◆ SUPPLIED RECORDS
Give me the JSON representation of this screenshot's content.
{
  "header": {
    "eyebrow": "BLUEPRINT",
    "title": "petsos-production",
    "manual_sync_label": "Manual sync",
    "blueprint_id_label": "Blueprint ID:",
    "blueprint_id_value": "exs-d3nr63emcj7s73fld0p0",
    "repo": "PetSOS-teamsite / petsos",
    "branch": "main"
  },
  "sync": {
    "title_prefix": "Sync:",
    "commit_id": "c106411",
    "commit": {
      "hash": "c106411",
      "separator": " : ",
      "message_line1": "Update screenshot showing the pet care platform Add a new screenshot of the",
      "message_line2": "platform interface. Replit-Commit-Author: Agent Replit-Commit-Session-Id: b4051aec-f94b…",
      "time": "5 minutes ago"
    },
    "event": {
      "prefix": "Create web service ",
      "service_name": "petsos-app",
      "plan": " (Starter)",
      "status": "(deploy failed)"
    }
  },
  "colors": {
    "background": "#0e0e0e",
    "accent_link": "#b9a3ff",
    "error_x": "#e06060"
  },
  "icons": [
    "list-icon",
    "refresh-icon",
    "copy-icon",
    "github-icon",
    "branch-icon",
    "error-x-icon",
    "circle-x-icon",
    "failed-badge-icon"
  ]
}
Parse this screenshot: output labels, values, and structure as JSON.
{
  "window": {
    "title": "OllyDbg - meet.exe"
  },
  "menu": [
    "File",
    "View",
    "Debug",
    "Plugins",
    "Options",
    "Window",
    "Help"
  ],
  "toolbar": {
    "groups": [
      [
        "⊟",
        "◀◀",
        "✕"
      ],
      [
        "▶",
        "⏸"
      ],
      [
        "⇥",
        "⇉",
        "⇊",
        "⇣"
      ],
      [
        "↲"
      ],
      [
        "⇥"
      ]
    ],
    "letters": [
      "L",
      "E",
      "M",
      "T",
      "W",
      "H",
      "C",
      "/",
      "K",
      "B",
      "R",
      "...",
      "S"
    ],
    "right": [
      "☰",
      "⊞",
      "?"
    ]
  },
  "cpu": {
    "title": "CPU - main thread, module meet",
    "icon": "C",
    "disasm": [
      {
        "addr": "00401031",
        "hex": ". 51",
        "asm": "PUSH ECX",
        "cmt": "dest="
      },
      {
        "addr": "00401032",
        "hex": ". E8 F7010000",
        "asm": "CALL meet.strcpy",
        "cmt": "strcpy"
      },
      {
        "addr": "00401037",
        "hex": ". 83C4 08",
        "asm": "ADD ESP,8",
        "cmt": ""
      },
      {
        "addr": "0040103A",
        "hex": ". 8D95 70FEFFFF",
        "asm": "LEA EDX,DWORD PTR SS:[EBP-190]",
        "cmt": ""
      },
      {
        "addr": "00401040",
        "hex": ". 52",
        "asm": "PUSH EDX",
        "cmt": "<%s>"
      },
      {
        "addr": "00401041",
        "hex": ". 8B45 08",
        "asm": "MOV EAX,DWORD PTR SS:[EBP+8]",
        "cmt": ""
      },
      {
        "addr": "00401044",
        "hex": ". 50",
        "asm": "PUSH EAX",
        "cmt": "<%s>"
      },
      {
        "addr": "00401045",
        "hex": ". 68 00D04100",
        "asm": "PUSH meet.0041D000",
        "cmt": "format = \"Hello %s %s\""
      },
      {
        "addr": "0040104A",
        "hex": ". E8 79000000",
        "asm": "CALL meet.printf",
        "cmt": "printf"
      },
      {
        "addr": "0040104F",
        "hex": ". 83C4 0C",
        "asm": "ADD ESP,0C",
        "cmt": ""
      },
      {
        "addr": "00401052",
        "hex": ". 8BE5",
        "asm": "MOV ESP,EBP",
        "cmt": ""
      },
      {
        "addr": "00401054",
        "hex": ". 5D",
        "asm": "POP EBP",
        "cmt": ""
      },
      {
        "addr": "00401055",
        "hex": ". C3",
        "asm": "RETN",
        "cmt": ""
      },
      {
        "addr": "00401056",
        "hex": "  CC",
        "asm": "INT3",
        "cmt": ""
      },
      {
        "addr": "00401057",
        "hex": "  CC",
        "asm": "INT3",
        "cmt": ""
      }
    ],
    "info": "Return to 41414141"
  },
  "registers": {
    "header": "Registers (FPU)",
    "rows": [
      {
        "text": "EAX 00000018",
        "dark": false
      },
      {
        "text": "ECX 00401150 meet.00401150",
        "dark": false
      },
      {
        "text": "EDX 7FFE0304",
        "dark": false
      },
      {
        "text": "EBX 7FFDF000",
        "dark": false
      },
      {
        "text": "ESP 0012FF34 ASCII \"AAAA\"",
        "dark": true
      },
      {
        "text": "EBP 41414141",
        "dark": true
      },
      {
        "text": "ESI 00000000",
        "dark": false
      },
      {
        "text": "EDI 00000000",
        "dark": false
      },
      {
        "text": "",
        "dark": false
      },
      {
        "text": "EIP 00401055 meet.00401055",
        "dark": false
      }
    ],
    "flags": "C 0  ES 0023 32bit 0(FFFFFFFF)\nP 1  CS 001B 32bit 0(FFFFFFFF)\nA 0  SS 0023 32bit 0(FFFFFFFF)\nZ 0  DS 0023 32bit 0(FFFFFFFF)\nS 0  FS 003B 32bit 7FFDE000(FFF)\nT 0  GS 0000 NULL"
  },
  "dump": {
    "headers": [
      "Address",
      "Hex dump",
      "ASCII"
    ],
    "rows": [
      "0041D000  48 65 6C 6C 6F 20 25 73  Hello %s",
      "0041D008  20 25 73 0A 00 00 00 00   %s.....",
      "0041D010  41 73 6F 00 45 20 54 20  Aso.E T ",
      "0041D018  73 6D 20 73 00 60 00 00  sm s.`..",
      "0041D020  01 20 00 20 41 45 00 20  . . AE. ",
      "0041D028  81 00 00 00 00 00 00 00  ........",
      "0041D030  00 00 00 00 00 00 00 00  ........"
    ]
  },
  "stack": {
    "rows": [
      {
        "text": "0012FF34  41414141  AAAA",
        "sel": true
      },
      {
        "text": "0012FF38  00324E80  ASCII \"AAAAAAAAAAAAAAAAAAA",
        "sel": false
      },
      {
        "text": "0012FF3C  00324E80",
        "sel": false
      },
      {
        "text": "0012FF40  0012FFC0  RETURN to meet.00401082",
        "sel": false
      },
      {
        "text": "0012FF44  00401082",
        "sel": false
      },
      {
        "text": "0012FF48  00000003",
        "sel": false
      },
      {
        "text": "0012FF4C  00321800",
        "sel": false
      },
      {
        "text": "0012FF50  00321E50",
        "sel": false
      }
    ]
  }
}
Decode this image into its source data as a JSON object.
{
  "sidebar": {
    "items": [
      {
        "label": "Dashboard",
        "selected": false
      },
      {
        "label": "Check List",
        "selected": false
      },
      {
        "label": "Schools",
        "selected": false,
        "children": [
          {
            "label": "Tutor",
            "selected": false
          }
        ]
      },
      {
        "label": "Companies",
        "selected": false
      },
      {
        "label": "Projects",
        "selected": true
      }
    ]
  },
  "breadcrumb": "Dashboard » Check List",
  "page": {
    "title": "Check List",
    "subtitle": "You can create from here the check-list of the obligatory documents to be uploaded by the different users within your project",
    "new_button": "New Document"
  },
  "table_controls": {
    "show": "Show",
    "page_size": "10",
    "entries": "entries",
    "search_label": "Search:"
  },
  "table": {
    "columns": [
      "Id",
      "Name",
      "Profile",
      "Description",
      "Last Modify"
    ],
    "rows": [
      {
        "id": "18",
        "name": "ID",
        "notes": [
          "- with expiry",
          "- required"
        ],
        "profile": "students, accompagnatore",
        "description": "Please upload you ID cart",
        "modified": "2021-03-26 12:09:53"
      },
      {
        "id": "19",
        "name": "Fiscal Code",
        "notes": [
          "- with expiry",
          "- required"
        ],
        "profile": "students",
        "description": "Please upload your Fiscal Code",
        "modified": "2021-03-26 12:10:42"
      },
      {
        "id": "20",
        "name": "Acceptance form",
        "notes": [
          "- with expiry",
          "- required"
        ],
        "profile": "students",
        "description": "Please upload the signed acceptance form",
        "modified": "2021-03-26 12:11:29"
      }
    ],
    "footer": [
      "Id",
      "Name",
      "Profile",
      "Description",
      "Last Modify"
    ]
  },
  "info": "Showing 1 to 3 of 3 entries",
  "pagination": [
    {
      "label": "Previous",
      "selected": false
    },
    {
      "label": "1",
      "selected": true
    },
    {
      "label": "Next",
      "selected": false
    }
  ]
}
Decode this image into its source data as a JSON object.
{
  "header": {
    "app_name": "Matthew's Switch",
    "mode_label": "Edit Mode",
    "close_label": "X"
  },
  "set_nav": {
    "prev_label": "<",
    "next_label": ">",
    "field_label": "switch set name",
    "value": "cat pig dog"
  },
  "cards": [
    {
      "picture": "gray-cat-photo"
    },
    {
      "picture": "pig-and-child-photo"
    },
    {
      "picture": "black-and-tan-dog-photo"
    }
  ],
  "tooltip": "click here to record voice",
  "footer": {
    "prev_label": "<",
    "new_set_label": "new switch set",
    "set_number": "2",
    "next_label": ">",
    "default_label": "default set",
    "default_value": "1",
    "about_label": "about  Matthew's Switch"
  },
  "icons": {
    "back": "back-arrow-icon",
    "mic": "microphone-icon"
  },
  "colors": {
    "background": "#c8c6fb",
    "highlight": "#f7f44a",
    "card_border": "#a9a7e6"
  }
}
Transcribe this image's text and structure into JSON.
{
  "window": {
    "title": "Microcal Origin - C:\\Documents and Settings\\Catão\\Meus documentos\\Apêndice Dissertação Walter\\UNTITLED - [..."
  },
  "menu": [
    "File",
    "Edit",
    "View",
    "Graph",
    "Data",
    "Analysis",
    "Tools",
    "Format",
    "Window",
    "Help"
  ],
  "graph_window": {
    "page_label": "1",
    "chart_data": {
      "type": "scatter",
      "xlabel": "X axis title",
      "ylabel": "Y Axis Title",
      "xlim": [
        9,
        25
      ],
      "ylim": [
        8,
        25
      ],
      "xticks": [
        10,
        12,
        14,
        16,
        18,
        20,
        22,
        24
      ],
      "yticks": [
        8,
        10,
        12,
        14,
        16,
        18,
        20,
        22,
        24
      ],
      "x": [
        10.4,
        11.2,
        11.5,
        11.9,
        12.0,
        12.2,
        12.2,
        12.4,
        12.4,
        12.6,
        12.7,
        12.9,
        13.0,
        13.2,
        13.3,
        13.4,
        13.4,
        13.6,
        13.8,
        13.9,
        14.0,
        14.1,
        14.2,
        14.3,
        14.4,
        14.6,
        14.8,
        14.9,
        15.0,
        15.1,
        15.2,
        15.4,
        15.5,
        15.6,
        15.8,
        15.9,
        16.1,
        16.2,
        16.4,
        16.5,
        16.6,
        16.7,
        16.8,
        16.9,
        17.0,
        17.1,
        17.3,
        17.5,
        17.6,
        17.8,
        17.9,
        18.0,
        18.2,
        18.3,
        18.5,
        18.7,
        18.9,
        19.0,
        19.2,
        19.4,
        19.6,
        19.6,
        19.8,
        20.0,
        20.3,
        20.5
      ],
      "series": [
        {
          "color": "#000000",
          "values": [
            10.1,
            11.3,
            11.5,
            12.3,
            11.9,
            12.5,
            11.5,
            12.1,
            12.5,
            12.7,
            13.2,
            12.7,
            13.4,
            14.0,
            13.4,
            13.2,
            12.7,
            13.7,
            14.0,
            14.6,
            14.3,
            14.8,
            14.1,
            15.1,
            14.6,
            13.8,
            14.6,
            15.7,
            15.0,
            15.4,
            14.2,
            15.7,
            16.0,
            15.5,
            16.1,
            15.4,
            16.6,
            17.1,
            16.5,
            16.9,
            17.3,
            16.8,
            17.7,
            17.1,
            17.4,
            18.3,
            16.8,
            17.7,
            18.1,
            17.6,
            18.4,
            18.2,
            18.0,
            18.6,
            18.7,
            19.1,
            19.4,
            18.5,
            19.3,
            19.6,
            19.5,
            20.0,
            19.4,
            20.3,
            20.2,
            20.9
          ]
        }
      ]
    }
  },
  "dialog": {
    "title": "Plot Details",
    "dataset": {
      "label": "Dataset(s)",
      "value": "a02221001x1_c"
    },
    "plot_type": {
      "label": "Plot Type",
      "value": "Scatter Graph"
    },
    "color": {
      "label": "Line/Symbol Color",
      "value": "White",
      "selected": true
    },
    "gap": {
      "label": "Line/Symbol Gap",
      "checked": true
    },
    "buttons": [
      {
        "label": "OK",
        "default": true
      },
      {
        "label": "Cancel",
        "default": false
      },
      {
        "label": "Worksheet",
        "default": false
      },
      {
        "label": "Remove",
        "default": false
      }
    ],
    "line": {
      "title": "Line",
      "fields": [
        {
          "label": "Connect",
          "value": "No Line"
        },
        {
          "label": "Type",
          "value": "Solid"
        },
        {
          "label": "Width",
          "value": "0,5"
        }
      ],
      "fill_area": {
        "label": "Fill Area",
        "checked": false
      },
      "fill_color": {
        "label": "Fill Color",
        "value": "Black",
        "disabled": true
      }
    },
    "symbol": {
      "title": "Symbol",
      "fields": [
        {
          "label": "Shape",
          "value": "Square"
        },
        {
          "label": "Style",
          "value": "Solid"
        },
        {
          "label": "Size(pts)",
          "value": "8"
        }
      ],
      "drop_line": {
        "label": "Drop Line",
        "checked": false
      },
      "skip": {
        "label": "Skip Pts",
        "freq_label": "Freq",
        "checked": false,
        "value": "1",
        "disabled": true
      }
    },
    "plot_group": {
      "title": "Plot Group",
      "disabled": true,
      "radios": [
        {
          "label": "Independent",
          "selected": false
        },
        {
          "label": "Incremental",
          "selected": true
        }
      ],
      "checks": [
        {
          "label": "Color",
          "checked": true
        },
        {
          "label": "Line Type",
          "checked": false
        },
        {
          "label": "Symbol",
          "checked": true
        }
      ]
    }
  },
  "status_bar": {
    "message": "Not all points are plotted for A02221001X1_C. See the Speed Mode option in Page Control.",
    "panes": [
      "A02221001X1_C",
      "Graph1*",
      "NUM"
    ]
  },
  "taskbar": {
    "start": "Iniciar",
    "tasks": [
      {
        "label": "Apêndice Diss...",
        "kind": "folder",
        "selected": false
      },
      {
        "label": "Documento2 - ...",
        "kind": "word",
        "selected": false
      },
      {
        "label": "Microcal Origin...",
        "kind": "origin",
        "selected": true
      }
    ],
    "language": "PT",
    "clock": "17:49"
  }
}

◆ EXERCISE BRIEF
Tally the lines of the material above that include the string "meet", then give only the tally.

◆ COMPLETED EXERCISE
8